§ INSTRUCTIONS FOR THE TASK:
Among the records that follow, find each line holding the word "true" and copy it.

§ DATA SUPPLIED:
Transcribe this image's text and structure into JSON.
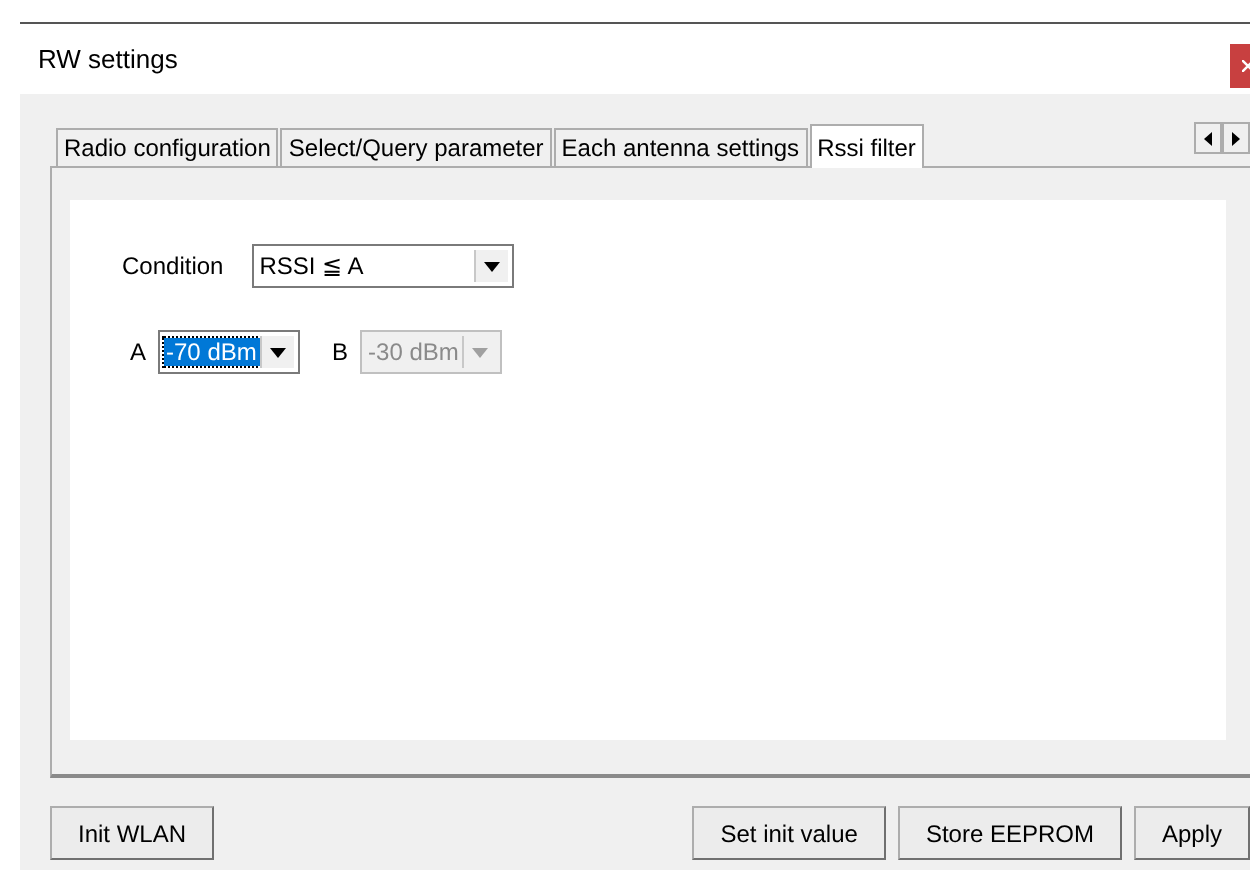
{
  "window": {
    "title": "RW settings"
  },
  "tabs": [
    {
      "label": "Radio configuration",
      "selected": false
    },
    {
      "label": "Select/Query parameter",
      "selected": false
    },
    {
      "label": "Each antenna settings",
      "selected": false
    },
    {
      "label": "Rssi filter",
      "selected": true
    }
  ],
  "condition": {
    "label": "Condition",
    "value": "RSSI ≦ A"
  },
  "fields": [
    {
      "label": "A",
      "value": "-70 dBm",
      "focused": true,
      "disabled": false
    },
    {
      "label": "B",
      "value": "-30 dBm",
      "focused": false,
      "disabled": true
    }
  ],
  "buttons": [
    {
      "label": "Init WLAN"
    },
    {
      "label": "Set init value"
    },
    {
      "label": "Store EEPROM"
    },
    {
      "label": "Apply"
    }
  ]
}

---

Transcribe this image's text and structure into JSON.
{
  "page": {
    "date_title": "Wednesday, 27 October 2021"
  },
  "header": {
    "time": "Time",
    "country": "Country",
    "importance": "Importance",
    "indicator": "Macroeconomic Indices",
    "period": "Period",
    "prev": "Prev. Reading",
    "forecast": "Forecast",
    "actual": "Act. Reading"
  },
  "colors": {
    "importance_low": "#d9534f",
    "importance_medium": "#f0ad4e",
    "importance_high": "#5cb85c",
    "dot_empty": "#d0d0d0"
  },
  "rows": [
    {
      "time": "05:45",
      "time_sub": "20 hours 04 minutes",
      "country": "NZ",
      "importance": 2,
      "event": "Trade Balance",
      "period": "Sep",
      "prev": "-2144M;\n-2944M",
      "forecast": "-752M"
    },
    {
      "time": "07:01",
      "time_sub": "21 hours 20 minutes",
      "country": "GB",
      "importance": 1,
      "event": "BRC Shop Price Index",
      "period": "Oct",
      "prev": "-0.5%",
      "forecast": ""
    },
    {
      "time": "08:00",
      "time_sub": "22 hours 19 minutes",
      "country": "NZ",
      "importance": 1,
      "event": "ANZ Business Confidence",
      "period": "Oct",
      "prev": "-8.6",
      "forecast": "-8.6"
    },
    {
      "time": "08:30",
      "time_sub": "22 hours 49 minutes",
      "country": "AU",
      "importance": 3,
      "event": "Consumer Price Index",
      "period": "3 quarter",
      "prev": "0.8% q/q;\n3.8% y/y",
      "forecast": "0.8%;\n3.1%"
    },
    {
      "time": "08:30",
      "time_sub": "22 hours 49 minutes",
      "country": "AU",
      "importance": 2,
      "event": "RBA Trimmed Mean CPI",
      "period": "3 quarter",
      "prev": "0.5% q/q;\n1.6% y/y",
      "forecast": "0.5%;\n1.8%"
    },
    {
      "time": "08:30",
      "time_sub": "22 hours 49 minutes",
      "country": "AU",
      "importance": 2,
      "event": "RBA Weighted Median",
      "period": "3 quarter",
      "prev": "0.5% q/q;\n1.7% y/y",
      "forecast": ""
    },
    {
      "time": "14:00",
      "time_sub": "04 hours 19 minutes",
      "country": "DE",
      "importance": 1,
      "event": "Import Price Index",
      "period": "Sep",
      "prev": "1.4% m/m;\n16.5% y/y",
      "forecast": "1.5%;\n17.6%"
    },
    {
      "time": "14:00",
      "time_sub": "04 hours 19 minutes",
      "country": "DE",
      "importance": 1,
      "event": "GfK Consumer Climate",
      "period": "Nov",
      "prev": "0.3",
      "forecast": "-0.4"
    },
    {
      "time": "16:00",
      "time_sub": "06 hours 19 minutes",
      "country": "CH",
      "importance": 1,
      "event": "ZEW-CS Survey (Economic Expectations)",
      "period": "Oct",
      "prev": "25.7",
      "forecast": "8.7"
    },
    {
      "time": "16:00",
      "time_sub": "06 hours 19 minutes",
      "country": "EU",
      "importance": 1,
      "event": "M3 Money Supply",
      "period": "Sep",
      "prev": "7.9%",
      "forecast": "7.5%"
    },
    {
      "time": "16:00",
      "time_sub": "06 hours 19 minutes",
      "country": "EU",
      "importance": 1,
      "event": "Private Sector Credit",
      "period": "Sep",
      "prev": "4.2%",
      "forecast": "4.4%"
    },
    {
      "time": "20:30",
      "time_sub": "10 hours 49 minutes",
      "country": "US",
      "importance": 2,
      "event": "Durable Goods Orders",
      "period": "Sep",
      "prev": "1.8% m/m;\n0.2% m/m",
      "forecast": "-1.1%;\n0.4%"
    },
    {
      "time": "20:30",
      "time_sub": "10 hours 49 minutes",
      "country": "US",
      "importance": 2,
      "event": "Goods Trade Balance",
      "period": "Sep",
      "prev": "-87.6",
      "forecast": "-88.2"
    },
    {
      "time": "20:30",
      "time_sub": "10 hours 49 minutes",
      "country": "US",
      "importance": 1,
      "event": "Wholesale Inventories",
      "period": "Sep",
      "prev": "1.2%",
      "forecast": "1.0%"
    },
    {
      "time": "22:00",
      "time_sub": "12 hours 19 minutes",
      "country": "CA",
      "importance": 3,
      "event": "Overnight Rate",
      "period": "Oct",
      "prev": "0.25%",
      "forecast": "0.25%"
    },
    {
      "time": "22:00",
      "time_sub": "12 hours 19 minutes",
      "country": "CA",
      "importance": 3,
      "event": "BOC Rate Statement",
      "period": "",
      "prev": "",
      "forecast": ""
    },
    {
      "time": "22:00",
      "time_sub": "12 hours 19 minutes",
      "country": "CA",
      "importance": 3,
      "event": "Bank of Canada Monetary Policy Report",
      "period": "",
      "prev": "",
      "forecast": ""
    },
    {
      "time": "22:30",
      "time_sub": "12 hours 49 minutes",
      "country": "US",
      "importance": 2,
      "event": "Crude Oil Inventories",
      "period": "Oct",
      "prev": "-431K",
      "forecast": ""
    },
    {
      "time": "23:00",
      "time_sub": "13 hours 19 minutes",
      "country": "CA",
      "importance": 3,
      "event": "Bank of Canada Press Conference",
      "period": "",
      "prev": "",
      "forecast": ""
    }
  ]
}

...

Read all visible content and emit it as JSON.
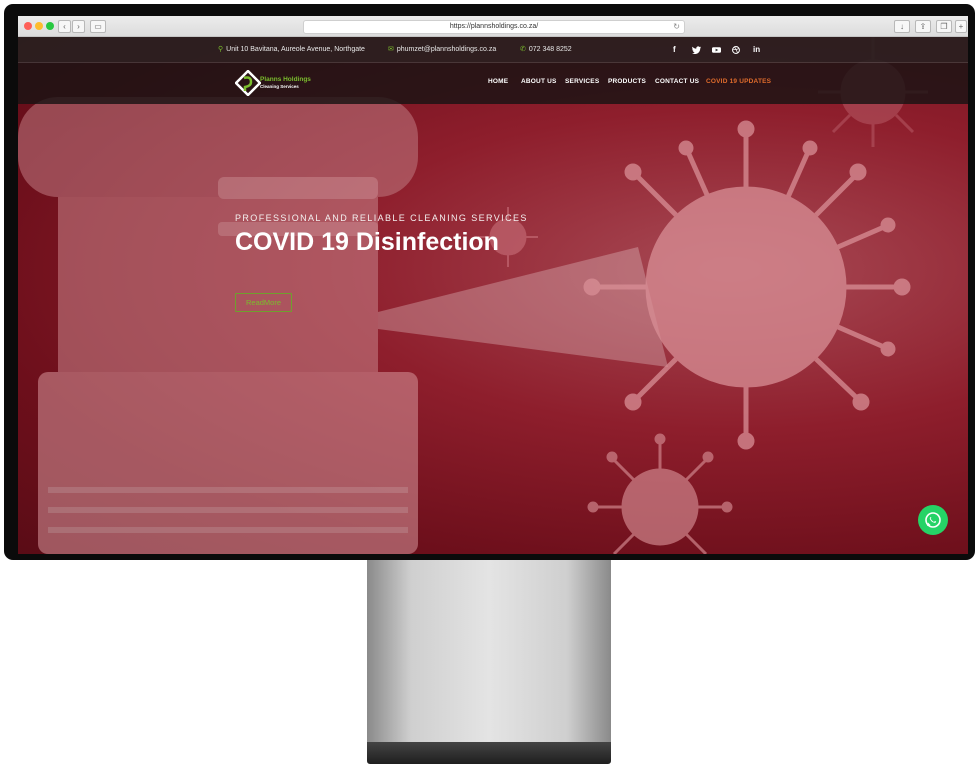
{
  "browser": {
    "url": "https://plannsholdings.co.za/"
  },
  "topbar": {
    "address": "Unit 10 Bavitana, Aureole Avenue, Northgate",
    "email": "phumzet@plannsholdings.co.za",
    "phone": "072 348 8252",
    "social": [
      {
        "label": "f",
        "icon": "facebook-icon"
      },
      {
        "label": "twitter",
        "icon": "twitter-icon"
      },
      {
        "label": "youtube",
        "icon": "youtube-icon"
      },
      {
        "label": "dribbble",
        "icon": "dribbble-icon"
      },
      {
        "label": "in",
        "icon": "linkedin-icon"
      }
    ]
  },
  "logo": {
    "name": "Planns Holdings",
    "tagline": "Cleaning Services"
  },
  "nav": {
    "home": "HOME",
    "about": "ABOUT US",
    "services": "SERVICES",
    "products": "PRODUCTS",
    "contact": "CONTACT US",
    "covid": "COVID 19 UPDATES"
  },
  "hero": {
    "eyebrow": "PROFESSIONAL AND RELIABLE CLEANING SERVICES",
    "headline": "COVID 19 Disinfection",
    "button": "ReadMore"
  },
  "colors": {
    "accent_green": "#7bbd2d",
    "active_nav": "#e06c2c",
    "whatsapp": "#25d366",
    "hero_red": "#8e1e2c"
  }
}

§ PROBLEM SOLUTION:
      "selected": true
      "focused": true,
      "disabled": true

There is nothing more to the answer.